>>>
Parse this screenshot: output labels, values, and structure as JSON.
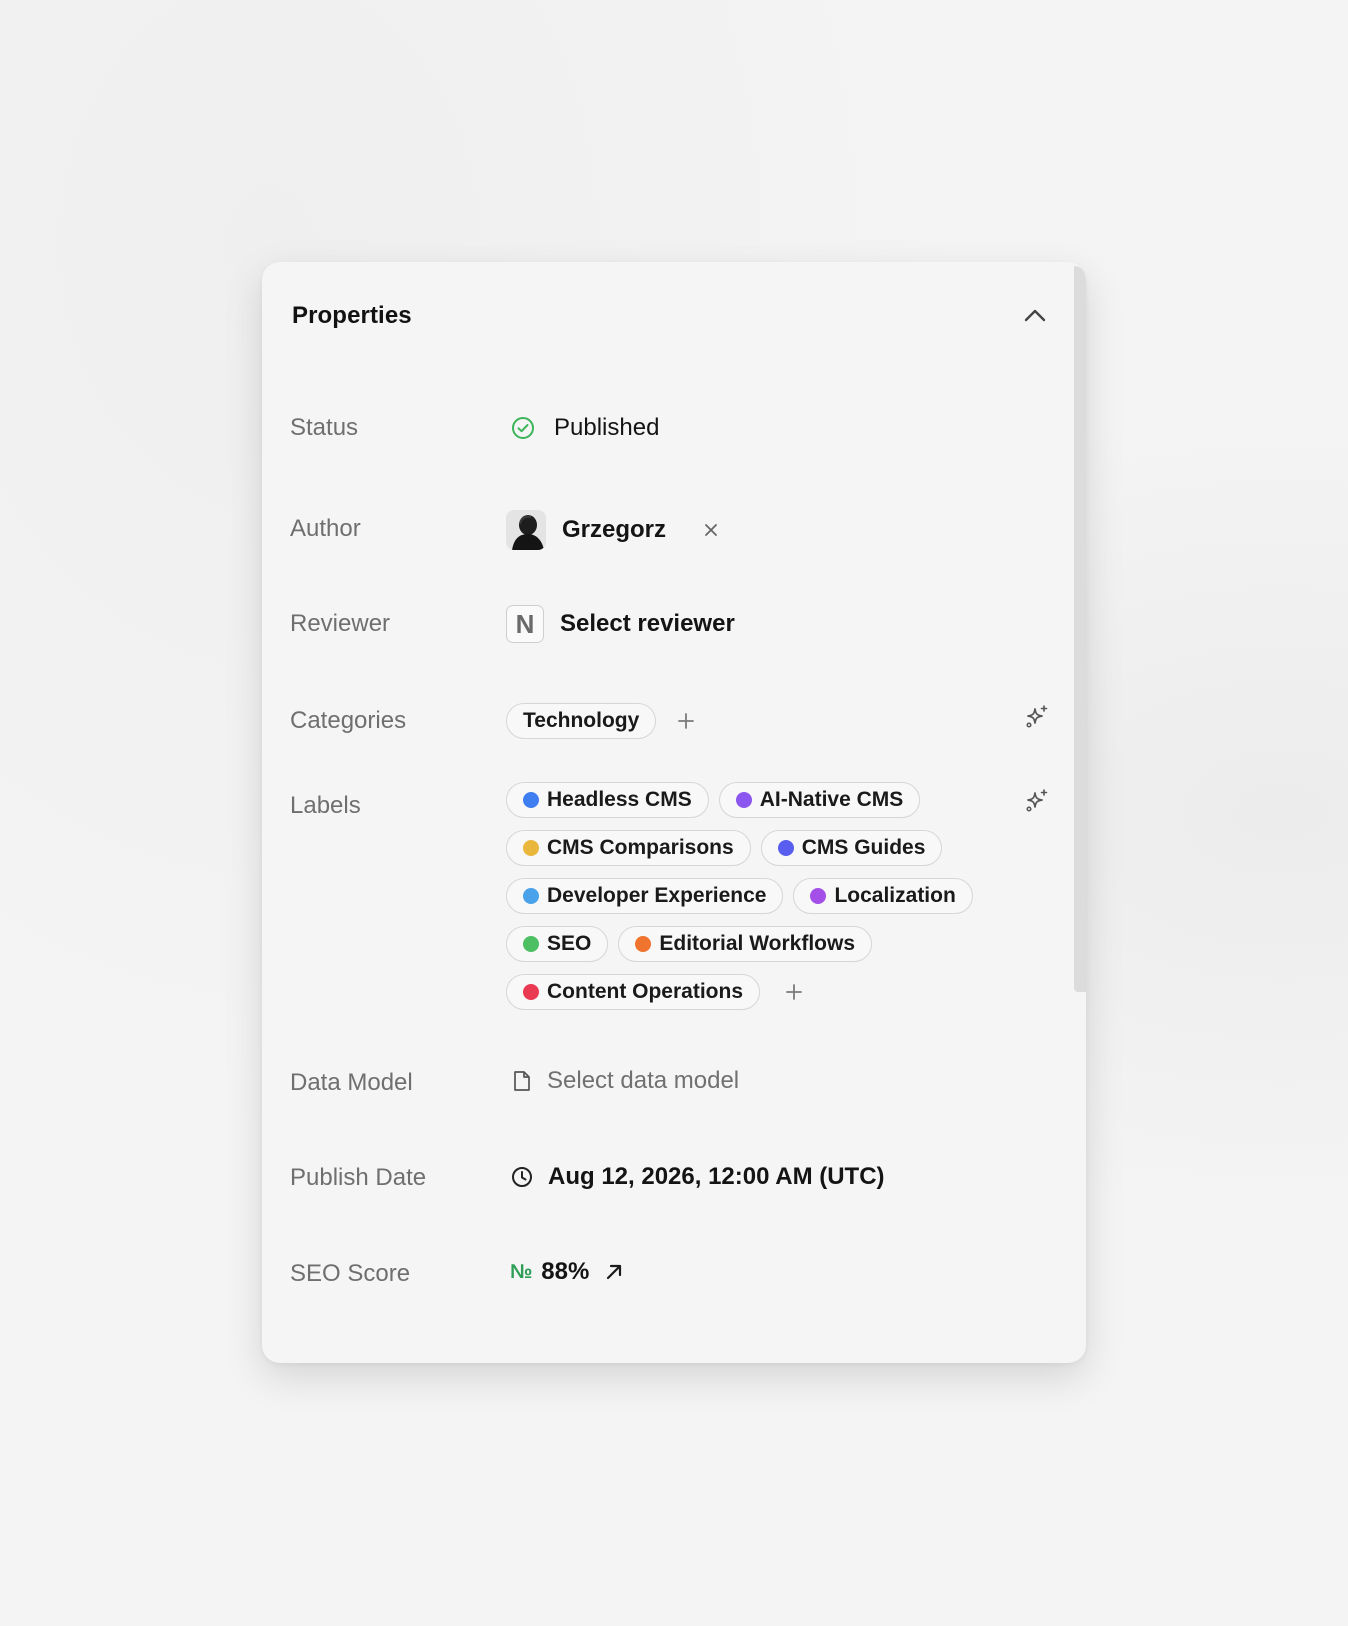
{
  "panel": {
    "title": "Properties"
  },
  "status": {
    "label": "Status",
    "value": "Published",
    "color": "#3cb45a"
  },
  "author": {
    "label": "Author",
    "name": "Grzegorz"
  },
  "reviewer": {
    "label": "Reviewer",
    "initial": "N",
    "placeholder": "Select reviewer"
  },
  "categories": {
    "label": "Categories",
    "items": [
      {
        "label": "Technology"
      }
    ]
  },
  "labels": {
    "label": "Labels",
    "rows": [
      [
        {
          "label": "Headless CMS",
          "color": "#3f7ef0"
        },
        {
          "label": "AI-Native CMS",
          "color": "#8b55f0"
        }
      ],
      [
        {
          "label": "CMS Comparisons",
          "color": "#e9b73b"
        },
        {
          "label": "CMS Guides",
          "color": "#5a5ef0"
        }
      ],
      [
        {
          "label": "Developer Experience",
          "color": "#4aa3ea"
        },
        {
          "label": "Localization",
          "color": "#a54fe9"
        }
      ],
      [
        {
          "label": "SEO",
          "color": "#4cbf62"
        },
        {
          "label": "Editorial Workflows",
          "color": "#f0742e"
        }
      ],
      [
        {
          "label": "Content Operations",
          "color": "#e93a52"
        }
      ]
    ]
  },
  "data_model": {
    "label": "Data Model",
    "placeholder": "Select data model"
  },
  "publish_date": {
    "label": "Publish Date",
    "value": "Aug 12, 2026, 12:00 AM (UTC)"
  },
  "seo_score": {
    "label": "SEO Score",
    "symbol": "№",
    "value": "88%",
    "symbol_color": "#2e9e57"
  },
  "icons": {
    "collapse": "chevron-up-icon",
    "status": "check-circle-icon",
    "remove": "close-icon",
    "add": "plus-icon",
    "ai": "sparkle-icon",
    "data_model": "document-icon",
    "clock": "clock-icon",
    "trend": "arrow-up-right-icon"
  }
}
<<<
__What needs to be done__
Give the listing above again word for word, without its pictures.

__Solution to this exercise__
Parse this screenshot: output labels, values, and structure as JSON.
{
  "panel": {
    "title": "Properties"
  },
  "status": {
    "label": "Status",
    "value": "Published",
    "color": "#3cb45a"
  },
  "author": {
    "label": "Author",
    "name": "Grzegorz"
  },
  "reviewer": {
    "label": "Reviewer",
    "initial": "N",
    "placeholder": "Select reviewer"
  },
  "categories": {
    "label": "Categories",
    "items": [
      {
        "label": "Technology"
      }
    ]
  },
  "labels": {
    "label": "Labels",
    "rows": [
      [
        {
          "label": "Headless CMS",
          "color": "#3f7ef0"
        },
        {
          "label": "AI-Native CMS",
          "color": "#8b55f0"
        }
      ],
      [
        {
          "label": "CMS Comparisons",
          "color": "#e9b73b"
        },
        {
          "label": "CMS Guides",
          "color": "#5a5ef0"
        }
      ],
      [
        {
          "label": "Developer Experience",
          "color": "#4aa3ea"
        },
        {
          "label": "Localization",
          "color": "#a54fe9"
        }
      ],
      [
        {
          "label": "SEO",
          "color": "#4cbf62"
        },
        {
          "label": "Editorial Workflows",
          "color": "#f0742e"
        }
      ],
      [
        {
          "label": "Content Operations",
          "color": "#e93a52"
        }
      ]
    ]
  },
  "data_model": {
    "label": "Data Model",
    "placeholder": "Select data model"
  },
  "publish_date": {
    "label": "Publish Date",
    "value": "Aug 12, 2026, 12:00 AM (UTC)"
  },
  "seo_score": {
    "label": "SEO Score",
    "symbol": "№",
    "value": "88%",
    "symbol_color": "#2e9e57"
  },
  "icons": {
    "collapse": "chevron-up-icon",
    "status": "check-circle-icon",
    "remove": "close-icon",
    "add": "plus-icon",
    "ai": "sparkle-icon",
    "data_model": "document-icon",
    "clock": "clock-icon",
    "trend": "arrow-up-right-icon"
  }
}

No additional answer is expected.